This correlation ties in well with the Toarcian ocean-anoxia event, recorded in the British and Swedish Jurassic (see Earth Pages archives – Methane hydrate – more evidence for the ‘greenhouse’ time bomb) which seems to have coincided with a huge gush of methane into the atmosphere, released by methane hydrate layers in ocean-floor sediments. Methane, a greenhouse gas in its own right, oxidizes to carbon dioxide. What may have happened is that the Karoo-Ferrar volcanism injected massive amounts of CO2, leading to global warming. This, transmitted to deep ocean water, could have triggered breakdown of methane hydrate to give a massive positive feedback to global climate. The heat itself might have driven species and families to extinction, or changed ocean circulation to induce stagnation and anoxia.
Important as Pálfy and Smith’s findings are, they by no means resolve the complexities of interwoven terrestrial events. The 90 million-year old Cenomanian-Turonian ocean-anoxia and extinction event had an associated methane burst, but no flood basalts. That at the Palaeocene-Eocene boundary has no associated anoxia.

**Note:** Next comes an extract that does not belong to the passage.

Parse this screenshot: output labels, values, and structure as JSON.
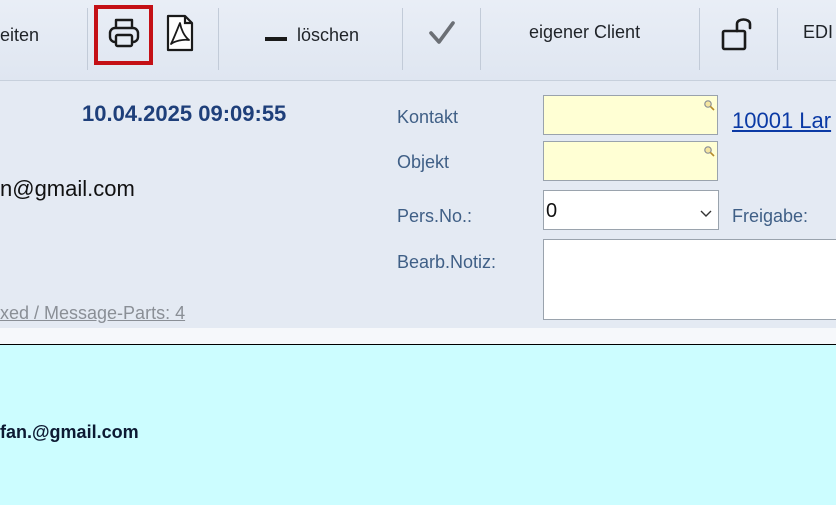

The largest basalt flood known, beneath the Pacific to form the Ontong-Java Plateau about 120 Ma ago, induced methane release and anoxia, but has no associated extinction peak
Despite well-funded attempts to link mass extinctions, other than the K-T event, to impacts, there is little tangible sign of such a connection using precise radiometric dating. Still, the focus of high-profile stratigraphic research is on boundaries rather than what lies between them.
Putting numbers on ecological effects
In the same issue of Geology a team of American palaeoecologists (Droser, M.L.. Bottjer, D.J., Sheehan, P.M. and McGhee, G.R., 2000. Decoupling of taxonomic and ecologic severity of Phanerozoic marine mass extinctions. Geology; v. 28, p. 675–678) assess the degree to which ecologies change after mass extinctions. They focus on the Late Ordovician and Late Devonian events (two of the “Big Five”). Although both involved similar levels of loss of taxonomic diversity (about 22% decline in marine families), marine ecosystems underwent no significant change after the Ordovician event. Following that towards the end of the Devonian, however, marine ecology changed drastically. One example is reefs colonized by tabulate corals. The early corals were devastated by both extinctions, losing about 75% of taxa. Coral-rich reefs continued after the Ordovician, but virtually disappear from marine ecosystems after the Devonian, until much later in geological time. The most likely explanation for this is that Palaeozoic reefs formed mainly from organisms known as stromatoporoids, which gave the 3-D structure required for tabulate corals. Stromatoporoids lost 50% of their diversity after the Devonian event, and did not recover as reef-formers. The main implication of this study is that the effects of extinctions do not simply depend on the quantity of taxa that are snuffed out, but on specific components of the ecosystems involved.